  • “This article draws upon grey literature and archival materials to compare and contrast refugee livelihoods assistance in the interwar period (1919–39) and the post-war period (1945–79). It argues that the interwar period featured ‘bottom-up’ policies and practices of the League of Nations, while the post-war period was characterized by technocratic, authoritarian approaches to refugee livelihoods and development by institutions such as the United Nations High Commissioner for Refugees (UNHCR) and United Nations Development Programme (UNDP). Refugee livelihoods were incorporated and accommodated for as a central element of League relief efforts before World War II, but the implementation of similar assistance practices in the following period excluded refugees’ own livelihoods strategies and skills. The article concludes by discussing the relevance of further historical research in Refugee Studies as the current use of the term ‘innovation’ is ahistorical, and many contemporary livelihood practices operating under the auspices of ‘innovation’ have in reality been employed since the beginning of the international refugee regime. “

    tags:newjournalarticles newjournalarticleshistory

Posted from Diigo. The rest of my favorite links are here.

Daily International News Stories Round-up 04/24/2015

Posted from Diigo. The rest of my favorite links are here.

Refugee Council Archive: Daily News Stories On Refugee and Forced Migration 04/24/2015

Posted from Diigo. The rest of my favorite links are here.

New Articles on Refugee and Forced Migration Issues 04/24/2015

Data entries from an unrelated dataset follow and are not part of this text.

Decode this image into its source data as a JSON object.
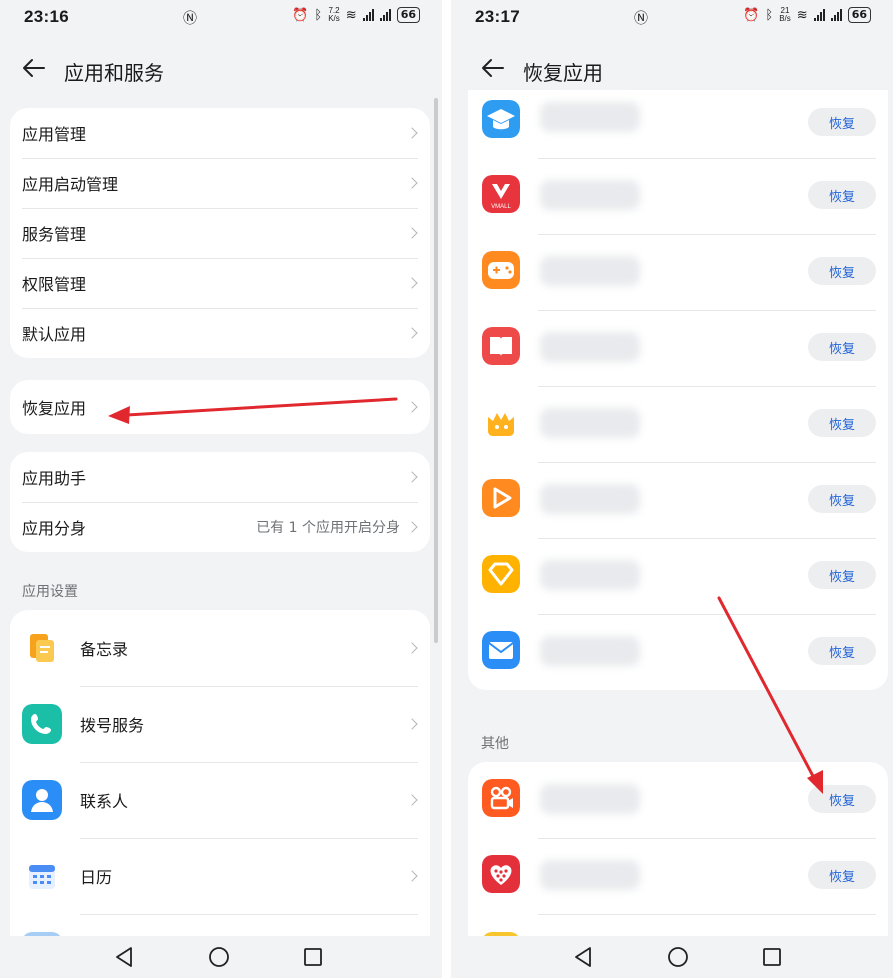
{
  "left": {
    "status": {
      "time": "23:16",
      "speed_top": "7.2",
      "speed_bottom": "K/s",
      "battery": "66"
    },
    "title": "应用和服务",
    "group1": [
      "应用管理",
      "应用启动管理",
      "服务管理",
      "权限管理",
      "默认应用"
    ],
    "group2": [
      "恢复应用"
    ],
    "group3": [
      {
        "label": "应用助手",
        "extra": ""
      },
      {
        "label": "应用分身",
        "extra": "已有 1 个应用开启分身"
      }
    ],
    "section_label": "应用设置",
    "settings_apps": [
      {
        "label": "备忘录",
        "icon": "memo-icon",
        "color": "#f29b1d"
      },
      {
        "label": "拨号服务",
        "icon": "phone-icon",
        "color": "#1bbfa8"
      },
      {
        "label": "联系人",
        "icon": "contacts-icon",
        "color": "#2b8ef7"
      },
      {
        "label": "日历",
        "icon": "calendar-icon",
        "color": "#4a8ef5"
      }
    ]
  },
  "right": {
    "status": {
      "time": "23:17",
      "speed_top": "21",
      "speed_bottom": "B/s",
      "battery": "66"
    },
    "title": "恢复应用",
    "restore_label": "恢复",
    "apps": [
      {
        "icon": "education-icon",
        "color": "#2e9cf0"
      },
      {
        "icon": "vmall-icon",
        "color": "#e8343c",
        "icon_text": "VMALL"
      },
      {
        "icon": "game-center-icon",
        "color": "#ff8a1f"
      },
      {
        "icon": "books-icon",
        "color": "#ef4a4a"
      },
      {
        "icon": "kids-icon",
        "color": "#ffb21e"
      },
      {
        "icon": "video-icon",
        "color": "#ff8a1f"
      },
      {
        "icon": "themes-icon",
        "color": "#ffb300"
      },
      {
        "icon": "email-icon",
        "color": "#2b8ef7"
      }
    ],
    "section_label": "其他",
    "other_apps": [
      {
        "icon": "kuaishou-icon",
        "color": "#ff5a1f"
      },
      {
        "icon": "pinduoduo-icon",
        "color": "#e4303a"
      }
    ]
  }
}
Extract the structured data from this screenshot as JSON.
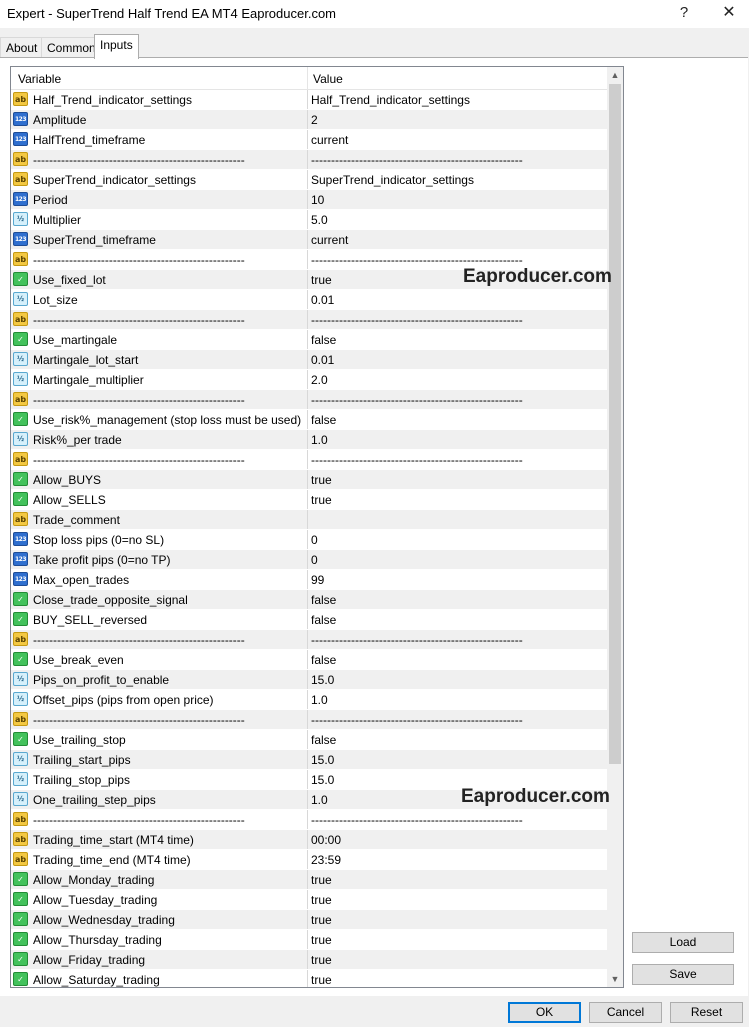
{
  "window": {
    "title": "Expert - SuperTrend Half Trend EA MT4 Eaproducer.com",
    "help": "?",
    "close": "✕"
  },
  "tabs": [
    {
      "label": "About"
    },
    {
      "label": "Common"
    },
    {
      "label": "Inputs"
    }
  ],
  "grid": {
    "header": {
      "variable": "Variable",
      "value": "Value"
    },
    "rows": [
      {
        "type": "ab",
        "name": "Half_Trend_indicator_settings",
        "value": "Half_Trend_indicator_settings"
      },
      {
        "type": "123",
        "name": "Amplitude",
        "value": "2"
      },
      {
        "type": "123",
        "name": "HalfTrend_timeframe",
        "value": "current"
      },
      {
        "type": "ab",
        "name": "-----------------------------------------------------",
        "value": "-----------------------------------------------------"
      },
      {
        "type": "ab",
        "name": "SuperTrend_indicator_settings",
        "value": "SuperTrend_indicator_settings"
      },
      {
        "type": "123",
        "name": "Period",
        "value": "10"
      },
      {
        "type": "half",
        "name": "Multiplier",
        "value": "5.0"
      },
      {
        "type": "123",
        "name": "SuperTrend_timeframe",
        "value": "current"
      },
      {
        "type": "ab",
        "name": "-----------------------------------------------------",
        "value": "-----------------------------------------------------"
      },
      {
        "type": "bool",
        "name": "Use_fixed_lot",
        "value": "true"
      },
      {
        "type": "half",
        "name": "Lot_size",
        "value": "0.01"
      },
      {
        "type": "ab",
        "name": "-----------------------------------------------------",
        "value": "-----------------------------------------------------"
      },
      {
        "type": "bool",
        "name": "Use_martingale",
        "value": "false"
      },
      {
        "type": "half",
        "name": "Martingale_lot_start",
        "value": "0.01"
      },
      {
        "type": "half",
        "name": "Martingale_multiplier",
        "value": "2.0"
      },
      {
        "type": "ab",
        "name": "-----------------------------------------------------",
        "value": "-----------------------------------------------------"
      },
      {
        "type": "bool",
        "name": "Use_risk%_management (stop loss must be used)",
        "value": "false"
      },
      {
        "type": "half",
        "name": "Risk%_per trade",
        "value": "1.0"
      },
      {
        "type": "ab",
        "name": "-----------------------------------------------------",
        "value": "-----------------------------------------------------"
      },
      {
        "type": "bool",
        "name": "Allow_BUYS",
        "value": "true"
      },
      {
        "type": "bool",
        "name": "Allow_SELLS",
        "value": "true"
      },
      {
        "type": "ab",
        "name": "Trade_comment",
        "value": ""
      },
      {
        "type": "123",
        "name": "Stop loss pips (0=no SL)",
        "value": "0"
      },
      {
        "type": "123",
        "name": "Take profit pips (0=no TP)",
        "value": "0"
      },
      {
        "type": "123",
        "name": "Max_open_trades",
        "value": "99"
      },
      {
        "type": "bool",
        "name": "Close_trade_opposite_signal",
        "value": "false"
      },
      {
        "type": "bool",
        "name": "BUY_SELL_reversed",
        "value": "false"
      },
      {
        "type": "ab",
        "name": "-----------------------------------------------------",
        "value": "-----------------------------------------------------"
      },
      {
        "type": "bool",
        "name": "Use_break_even",
        "value": "false"
      },
      {
        "type": "half",
        "name": "Pips_on_profit_to_enable",
        "value": "15.0"
      },
      {
        "type": "half",
        "name": "Offset_pips (pips from open price)",
        "value": "1.0"
      },
      {
        "type": "ab",
        "name": "-----------------------------------------------------",
        "value": "-----------------------------------------------------"
      },
      {
        "type": "bool",
        "name": "Use_trailing_stop",
        "value": "false"
      },
      {
        "type": "half",
        "name": "Trailing_start_pips",
        "value": "15.0"
      },
      {
        "type": "half",
        "name": "Trailing_stop_pips",
        "value": "15.0"
      },
      {
        "type": "half",
        "name": "One_trailing_step_pips",
        "value": "1.0"
      },
      {
        "type": "ab",
        "name": "-----------------------------------------------------",
        "value": "-----------------------------------------------------"
      },
      {
        "type": "ab",
        "name": "Trading_time_start (MT4 time)",
        "value": "00:00"
      },
      {
        "type": "ab",
        "name": "Trading_time_end  (MT4 time)",
        "value": "23:59"
      },
      {
        "type": "bool",
        "name": "Allow_Monday_trading",
        "value": "true"
      },
      {
        "type": "bool",
        "name": "Allow_Tuesday_trading",
        "value": "true"
      },
      {
        "type": "bool",
        "name": "Allow_Wednesday_trading",
        "value": "true"
      },
      {
        "type": "bool",
        "name": "Allow_Thursday_trading",
        "value": "true"
      },
      {
        "type": "bool",
        "name": "Allow_Friday_trading",
        "value": "true"
      },
      {
        "type": "bool",
        "name": "Allow_Saturday_trading",
        "value": "true"
      }
    ]
  },
  "icon_glyphs": {
    "ab": "ab",
    "123": "123",
    "half": "½",
    "bool": "✓"
  },
  "scrollbar": {
    "up": "▲",
    "down": "▼"
  },
  "watermarks": [
    "Eaproducer.com",
    "Eaproducer.com"
  ],
  "buttons": {
    "load": "Load",
    "save": "Save",
    "ok": "OK",
    "cancel": "Cancel",
    "reset": "Reset"
  }
}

  • “This article draws upon grey literature and archival materials to compare and contrast refugee livelihoods assistance in the interwar period (1919–39) and the post-war period (1945–79). It argues that the interwar period featured ‘bottom-up’ policies and practices of the League of Nations, while the post-war period was characterized by technocratic, authoritarian approaches to refugee livelihoods and development by institutions such as the United Nations High Commissioner for Refugees (UNHCR) and United Nations Development Programme (UNDP). Refugee livelihoods were incorporated and accommodated for as a central element of League relief efforts before World War II, but the implementation of similar assistance practices in the following period excluded refugees’ own livelihoods strategies and skills. The article concludes by discussing the relevance of further historical research in Refugee Studies as the current use of the term ‘innovation’ is ahistorical, and many contemporary livelihood practices operating under the auspices of ‘innovation’ have in reality been employed since the beginning of the international refugee regime. “

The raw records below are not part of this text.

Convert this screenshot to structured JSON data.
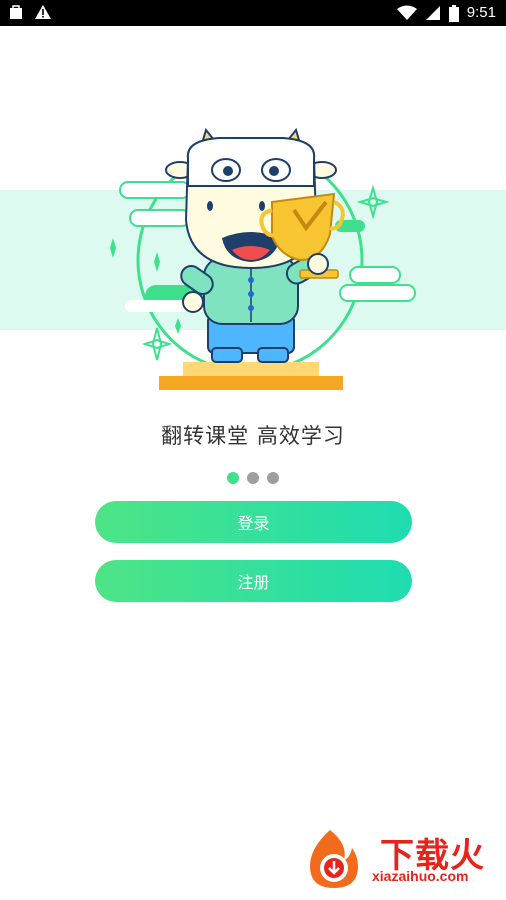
{
  "status_bar": {
    "time": "9:51",
    "icons": [
      "bag-icon",
      "warning-icon",
      "wifi-icon",
      "signal-icon",
      "battery-icon"
    ]
  },
  "hero": {
    "illustration": "cow-mascot-with-trophy",
    "colors": {
      "band": "#dcfaf0",
      "accent": "#3ee08e",
      "podium": "#f5a623"
    }
  },
  "tagline": "翻转课堂 高效学习",
  "pager": {
    "count": 3,
    "active": 0
  },
  "buttons": {
    "login": "登录",
    "register": "注册"
  },
  "colors": {
    "gradient_start": "#4ee486",
    "gradient_end": "#1edcb0",
    "dot_active": "#3ee08e",
    "dot_inactive": "#9e9e9e"
  },
  "watermark": {
    "title": "下载火",
    "url": "xiazaihuo.com"
  }
}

    tags:newjournalarticles newjournalarticleshistory

Posted from Diigo. The rest of my favorite links are here.